His focused shifted slightly as he spotted something on the horizon outside town. “You can see just the tip of the fire tower over there. A local woman spent 15 years up there. She loved it.” Then his focus shifted again, and he asked, “Where did you stay last night?”

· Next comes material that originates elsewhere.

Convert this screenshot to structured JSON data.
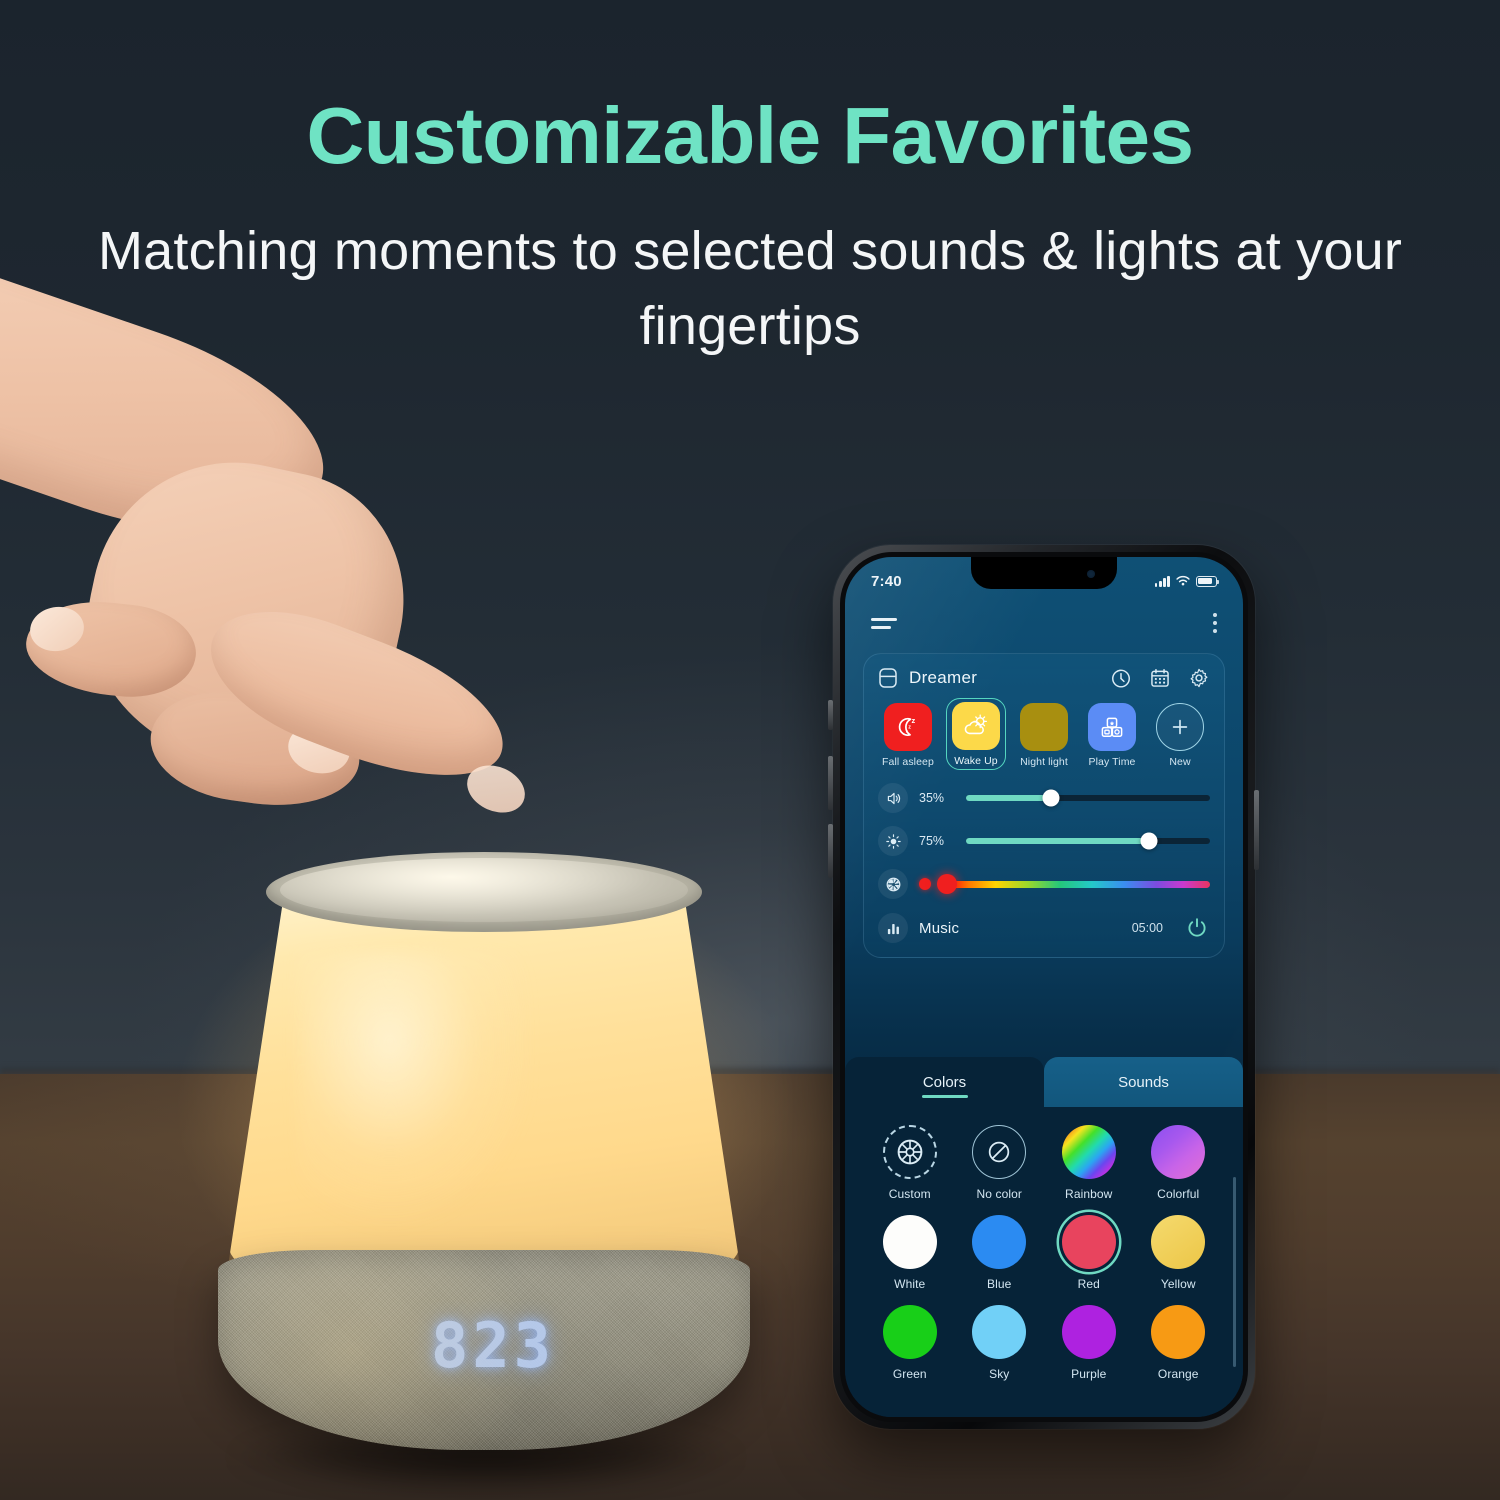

When I told him I’d camped just north of Tucson on Mount Lemmon, he launched into a story about the place: “They’re trying to get my help renaming part of that park after Chuck Bowden—a writer and friend of mine who died. He was a profound Mexican violence observer, wrote a lot about Juarez. Five thousand people murdered in one year because of quarrels between the drug cartels”—then his story hopped slightly, shifting gears the way his writing does, following a sort of associative poetic awareness. “In the 25 years I’ve been here in the winter we’ve had no civilian deaths. So the danger of the border is much overrated unless you’re a member of a cartel. I’ve seen migrants come through, but rarely drug runners. I see them while hunting. We had a very young couple come down the creek. I remember talking to them. Sadly enough they wanted to know how to get to Chicago.”
Next he wanted to know my shoe size, where I got my briefcase, my favorite bird’s voice. “If you aren’t sufficiently interested in other people to ask them questions,” he said, “then what’s it all about?”
He asked about my last name, my family’s nationality, my grandfather, my sister, my father.
“I wanted to be a writer since I was 14,” he said. “My dad was full of support for it but my mother wasn’t. She was more like most mothers—always worried about me making a living. After my dad died, she went back and finished college and became a social worker. And then she confessed to me later that work was a sad thing to waste your life on.”
By the time our enchiladas arrived, Harrison had segued into a story about his dead brother, John, who taught the great American ornithologist David Sibley in a Connecticut Sunday School. “You gotta be careful, people die,” he said, just as the waiter let us know that our plates were still hot, which Harrison disregarded, immediately instructing “go for it”—then exclaiming, a bit panicked—“She didn’t bring the chilis?!”—then spotting them behind a beer bottle and correcting himself—“Oh, yes she did! She’s my darling. That red chili is the best. Suzie makes it fresh every day.”
But before he started in on his food, Harrison rose from the table, and, over the next several minutes, struggled to remove a worn gray t-shirt.
He stood there for a few seconds in the sun, his left shoulder hunched high, his body in decline, so much so that seeing it brought to mind the awesome power of a very old elephant—along with the palpable feeling that it is incredibly rare and respectable for someone you barely know to let you in so close to their world, especially when their world is full of fragility and pain and vulnerability and dying and death.
“Barking” by Jim Harrison
The moon comes up.
The moon goes down.
This is to inform you
that I didn’t die young.
Age swept past me
but I caught up.
Spring has begun here and each day
brings new birds up from Mexico.
Yesterday I got a call from the outside
world but I said no in thunder.
I was a dog on a short chain
and now there’s no chain.